Weatherby certainly needs no introduction as a manufacturer; it has been at this game since the late 1940s. The manufacturer has always been on the side of the freedom-minded American. After all, Weatherby relocated to Wyoming when California’s “lawmakers” decided to use our nation’s Constitution as toilet paper. Weatherby remains a family owned and operated American business—just as its founder, Roy Weatherby, originally intended.

Taking on the Outdoors With the Weatherby Mark V Backcountry

Weatherby has been making its signature Mark V line of bolt-action rifles since the 1950s. It just keeps getting better and better with time—especially now with the introduction of the Weatherby Mark V Backcountry lineup.

The new series features two different models. Firstly is the Backcountry, which is available in multiple calibers and also in a left-hand configuration. Southpaws rejoice! The “standard” model weighs in at 5.3 pounds.

Then there is the Backcountry Ti, which is a bit fancier and absurdly light. Seriously, it’s light. Did I mention how light the Ti model was? No? OK, it’s 4.8 pounds light. Crazy, right? The Ti model is also available in multiple calibers, and for lefties as well.

I recently had a chance to play with both models at the 2019 Athlon Outdoors Rendezvous in Idaho. Specifically, I got my hands on the Weatherby Mark V Backcountry in .300 Weatherby Magnum and the Ti model in 6.5 Weatherby RPM.

Light as a Feather

The Weatherby Mark V Backcountry is sure to turn the heads of hunters, as well as shooting sports enthusiasts alike. The goal of the old-school designers at Weatherby was to make a rifle 5 pounds or lighter. Well, someone at Weatherby must have said, “hold my beer and watch this.”

Not only did Weatherby’s designers develop a rifle less than 5 pounds, but they made it available in magnum cartridges. Oh yeah, it’s also sub-MOA. Weatherby guarantees the Mark V Backcountry is sub-MOA at 100 yards when used with Weatherby factory or other premium ammunition. That, right there, is putting your money where your mouth is. Considering how the Backcountry shot for me, and for other people that I witnessed shooting it, I see no reason to question the claim.

A New Legend In The Making?

Weatherby went all out on its Backcountry line of rifles. As the name would indicate, they are truly made for withstanding the rigors of mother nature; that’s why Weatherby has these rifles Cerakoted. In the factory configuration, the Backcountry rifles come with a carbon fiber stock. It houses Weatherby’s 3DHEX recoil pad, which makes that 5-pound rifle very easy to control under recoil.

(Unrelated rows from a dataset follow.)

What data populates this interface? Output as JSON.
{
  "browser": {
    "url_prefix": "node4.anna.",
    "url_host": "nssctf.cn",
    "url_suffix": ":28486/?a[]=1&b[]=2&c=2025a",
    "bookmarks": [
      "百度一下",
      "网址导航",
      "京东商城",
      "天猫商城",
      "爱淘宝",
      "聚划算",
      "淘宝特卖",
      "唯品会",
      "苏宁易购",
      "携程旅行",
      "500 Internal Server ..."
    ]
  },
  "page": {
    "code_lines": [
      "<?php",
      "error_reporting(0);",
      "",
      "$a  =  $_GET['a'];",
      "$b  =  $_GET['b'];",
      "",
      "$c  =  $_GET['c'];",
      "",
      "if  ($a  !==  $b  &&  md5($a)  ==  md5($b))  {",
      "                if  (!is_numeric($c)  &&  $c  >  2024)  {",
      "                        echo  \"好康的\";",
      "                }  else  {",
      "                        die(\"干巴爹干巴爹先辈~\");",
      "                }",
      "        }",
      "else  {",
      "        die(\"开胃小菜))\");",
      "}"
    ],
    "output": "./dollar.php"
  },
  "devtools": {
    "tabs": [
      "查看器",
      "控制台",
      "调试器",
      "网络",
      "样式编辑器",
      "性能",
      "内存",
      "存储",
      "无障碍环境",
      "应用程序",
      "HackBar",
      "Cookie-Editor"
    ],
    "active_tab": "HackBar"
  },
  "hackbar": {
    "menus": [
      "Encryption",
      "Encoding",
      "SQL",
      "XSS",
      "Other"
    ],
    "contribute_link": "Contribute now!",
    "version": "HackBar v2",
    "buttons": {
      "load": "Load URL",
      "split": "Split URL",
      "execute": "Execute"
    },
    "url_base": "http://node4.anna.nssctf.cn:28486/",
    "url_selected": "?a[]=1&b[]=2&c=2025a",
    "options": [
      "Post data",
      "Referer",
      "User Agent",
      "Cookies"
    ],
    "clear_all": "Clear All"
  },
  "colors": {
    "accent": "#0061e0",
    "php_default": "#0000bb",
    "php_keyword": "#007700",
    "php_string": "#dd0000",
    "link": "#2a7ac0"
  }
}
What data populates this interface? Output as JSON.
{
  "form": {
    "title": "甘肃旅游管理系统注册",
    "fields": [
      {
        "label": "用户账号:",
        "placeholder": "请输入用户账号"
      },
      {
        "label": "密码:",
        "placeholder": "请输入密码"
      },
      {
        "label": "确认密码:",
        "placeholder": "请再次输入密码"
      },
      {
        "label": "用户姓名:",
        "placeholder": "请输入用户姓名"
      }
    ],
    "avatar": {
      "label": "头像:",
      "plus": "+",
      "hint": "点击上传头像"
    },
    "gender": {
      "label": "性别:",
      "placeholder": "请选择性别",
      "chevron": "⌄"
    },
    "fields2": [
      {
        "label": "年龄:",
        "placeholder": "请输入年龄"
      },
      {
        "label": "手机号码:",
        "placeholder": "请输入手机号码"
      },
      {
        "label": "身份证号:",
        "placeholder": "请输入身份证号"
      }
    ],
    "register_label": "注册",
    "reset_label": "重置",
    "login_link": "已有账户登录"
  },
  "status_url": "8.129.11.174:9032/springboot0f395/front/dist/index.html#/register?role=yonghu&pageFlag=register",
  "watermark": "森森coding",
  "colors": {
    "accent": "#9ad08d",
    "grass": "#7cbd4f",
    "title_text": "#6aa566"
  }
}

Then Weatherby added a TriggerTech externally adjustable trigger, allowing a 2.5-to-5-pound range. I found this trigger to be incredibly smooth. It broke nice and crisp, and had virtually no creep. To take things even further, the trigger has all stainless steel and corrosion resistant components.

Weatherby chose a fluted barrel and the new slim-line Accubrake ST muzzle break. They claim “it significantly reduces felt recoil by up to 53 percent.” Personally, I was impressed with how tame the Backcountry was to shoot, even when throwing 6.5 WBY RPM’s down range. Weatherby thought of pretty much everything with this rifle, as it’s suppressor ready and threaded 1/2×28. It also comes with a flush fitting thread protector.

Bottom Line

Weatherby continues to manufacture top shelf, quality rifles. The new Backcountry and Backcountry Ti models seem to be all Weatherby claims, and then some. I shot out just past 1,000 yards with relative ease. Recoil was less than expected, thanks in part to the 3DHEX Recoil Pad and the Accubrake ST muzzle break. Weatherby managed to seriously tame the magnum chambering.

While I only had a limited amount of time with both the Mark V Backcountry and Backcountry Ti, they both left me wanting to place an order for one of these in 6.5 Creedmoor. I think it will look exceptionally nice in the rifle rack of my ATV.

MSRP on the standard model ranges from $2,499 to $2,599, with the Ti model ranges from $3,349 to $3,449. For more information, please visit

Up Next

11 of the Most WTF, Scary Movie Moments of All-Time

In the spirit of Halloween we examine 11 of the top scary movie moments...